FBI Notes Decrease In Hate Crimes, Increase In Anti-Gay Violence

The number of hate crimes reported to U.S. law enforcement agencies decreased by 6% from 2010, while anti-LGBT violence increased slightly by 2.6%, according to a new report by the FBI.

Of the 6,222 hate crimes reported in 2011, 1,508 were based on sexual orientation, up from 1,470 in 2010. Nearly 21% of all hate crimes were motivated by sexual orientation, said the FBI, with men most often as the victims.

“The increase in the number of reported hate crimes directed against gays and lesbians, now the second most frequent category of crime, is especially disturbing,” said the Anti-Defamation League.

However, as Jack Levin, a hate-crime expert at Northeastern University, notes, the number could be much higher as many victims are reluctant to report attacks. LGBT victims in particular may fear that police will be insensitive if they report an incident.
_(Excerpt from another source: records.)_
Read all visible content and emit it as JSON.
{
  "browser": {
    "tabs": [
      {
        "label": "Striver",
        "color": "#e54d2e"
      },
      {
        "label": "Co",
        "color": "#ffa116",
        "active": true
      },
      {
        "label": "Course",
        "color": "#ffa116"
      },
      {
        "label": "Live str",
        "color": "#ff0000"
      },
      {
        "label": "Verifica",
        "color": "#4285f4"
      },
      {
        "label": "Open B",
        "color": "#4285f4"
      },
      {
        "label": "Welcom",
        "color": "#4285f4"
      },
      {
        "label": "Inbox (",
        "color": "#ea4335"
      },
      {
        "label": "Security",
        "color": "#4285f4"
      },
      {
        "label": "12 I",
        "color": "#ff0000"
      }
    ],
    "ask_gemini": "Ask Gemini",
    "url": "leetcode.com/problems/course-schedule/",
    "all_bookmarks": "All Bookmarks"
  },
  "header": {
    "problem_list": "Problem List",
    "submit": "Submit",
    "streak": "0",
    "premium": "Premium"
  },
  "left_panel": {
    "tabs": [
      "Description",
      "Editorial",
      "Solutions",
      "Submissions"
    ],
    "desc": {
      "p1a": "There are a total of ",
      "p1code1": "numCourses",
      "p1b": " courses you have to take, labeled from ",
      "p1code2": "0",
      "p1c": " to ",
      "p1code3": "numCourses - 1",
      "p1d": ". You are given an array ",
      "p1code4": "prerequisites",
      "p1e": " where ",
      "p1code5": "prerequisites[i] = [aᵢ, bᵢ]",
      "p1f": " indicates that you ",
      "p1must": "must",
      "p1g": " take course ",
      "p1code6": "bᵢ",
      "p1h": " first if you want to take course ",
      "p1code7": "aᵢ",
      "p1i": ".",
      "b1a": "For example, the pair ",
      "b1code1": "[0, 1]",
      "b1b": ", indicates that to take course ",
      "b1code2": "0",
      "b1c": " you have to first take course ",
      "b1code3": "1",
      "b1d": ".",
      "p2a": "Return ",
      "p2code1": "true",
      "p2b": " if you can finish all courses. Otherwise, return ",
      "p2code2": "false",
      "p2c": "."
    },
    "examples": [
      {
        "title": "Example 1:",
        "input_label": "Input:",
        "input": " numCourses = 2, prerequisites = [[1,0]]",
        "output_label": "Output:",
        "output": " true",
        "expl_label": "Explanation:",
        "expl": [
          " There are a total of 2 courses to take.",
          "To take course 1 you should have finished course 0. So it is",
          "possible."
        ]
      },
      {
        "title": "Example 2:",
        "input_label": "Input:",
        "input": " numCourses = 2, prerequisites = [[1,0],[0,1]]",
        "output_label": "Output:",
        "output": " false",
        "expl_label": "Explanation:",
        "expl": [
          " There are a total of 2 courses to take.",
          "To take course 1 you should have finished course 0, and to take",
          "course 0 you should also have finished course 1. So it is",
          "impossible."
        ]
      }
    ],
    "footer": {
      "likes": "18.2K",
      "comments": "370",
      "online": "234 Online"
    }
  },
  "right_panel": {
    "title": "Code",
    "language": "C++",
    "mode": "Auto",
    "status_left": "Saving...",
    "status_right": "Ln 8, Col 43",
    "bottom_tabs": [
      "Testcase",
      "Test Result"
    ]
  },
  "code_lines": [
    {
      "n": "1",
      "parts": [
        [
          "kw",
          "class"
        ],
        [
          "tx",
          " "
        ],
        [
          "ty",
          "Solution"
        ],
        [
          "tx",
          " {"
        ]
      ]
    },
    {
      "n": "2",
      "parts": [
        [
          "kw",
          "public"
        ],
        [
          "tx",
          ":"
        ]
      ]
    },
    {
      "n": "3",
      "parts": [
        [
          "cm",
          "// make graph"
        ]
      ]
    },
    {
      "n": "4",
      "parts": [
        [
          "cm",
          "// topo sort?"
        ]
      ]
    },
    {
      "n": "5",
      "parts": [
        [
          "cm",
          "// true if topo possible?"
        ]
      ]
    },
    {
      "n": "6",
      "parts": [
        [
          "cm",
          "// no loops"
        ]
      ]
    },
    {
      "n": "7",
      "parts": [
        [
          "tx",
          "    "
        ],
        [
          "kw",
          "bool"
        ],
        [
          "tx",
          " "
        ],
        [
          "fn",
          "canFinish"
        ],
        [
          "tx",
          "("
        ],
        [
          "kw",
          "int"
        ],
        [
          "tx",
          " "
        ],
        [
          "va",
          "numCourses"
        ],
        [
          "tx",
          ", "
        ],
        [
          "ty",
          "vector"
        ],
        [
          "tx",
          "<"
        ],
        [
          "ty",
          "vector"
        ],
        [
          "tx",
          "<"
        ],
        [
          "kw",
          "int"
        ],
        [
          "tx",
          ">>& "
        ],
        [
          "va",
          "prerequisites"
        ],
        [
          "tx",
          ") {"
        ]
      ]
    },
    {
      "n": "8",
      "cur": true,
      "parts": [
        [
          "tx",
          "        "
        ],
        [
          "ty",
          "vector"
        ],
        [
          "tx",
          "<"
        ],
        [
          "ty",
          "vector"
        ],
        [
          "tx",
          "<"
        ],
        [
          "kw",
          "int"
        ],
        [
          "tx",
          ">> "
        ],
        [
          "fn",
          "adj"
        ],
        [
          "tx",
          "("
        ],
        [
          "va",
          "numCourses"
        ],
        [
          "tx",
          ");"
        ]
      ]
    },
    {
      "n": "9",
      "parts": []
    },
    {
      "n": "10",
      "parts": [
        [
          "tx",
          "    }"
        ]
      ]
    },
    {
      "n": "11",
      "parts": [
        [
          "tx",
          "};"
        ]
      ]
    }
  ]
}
“FBI statistics vastly underestimate the actual number of hate crimes committed in the United States,” Levin told the L.A. Times. “When the Justice Department asks victims anonymously whether they have been targeted for hate offenses, they get a figure that approaches 200,000 hate crimes annually.”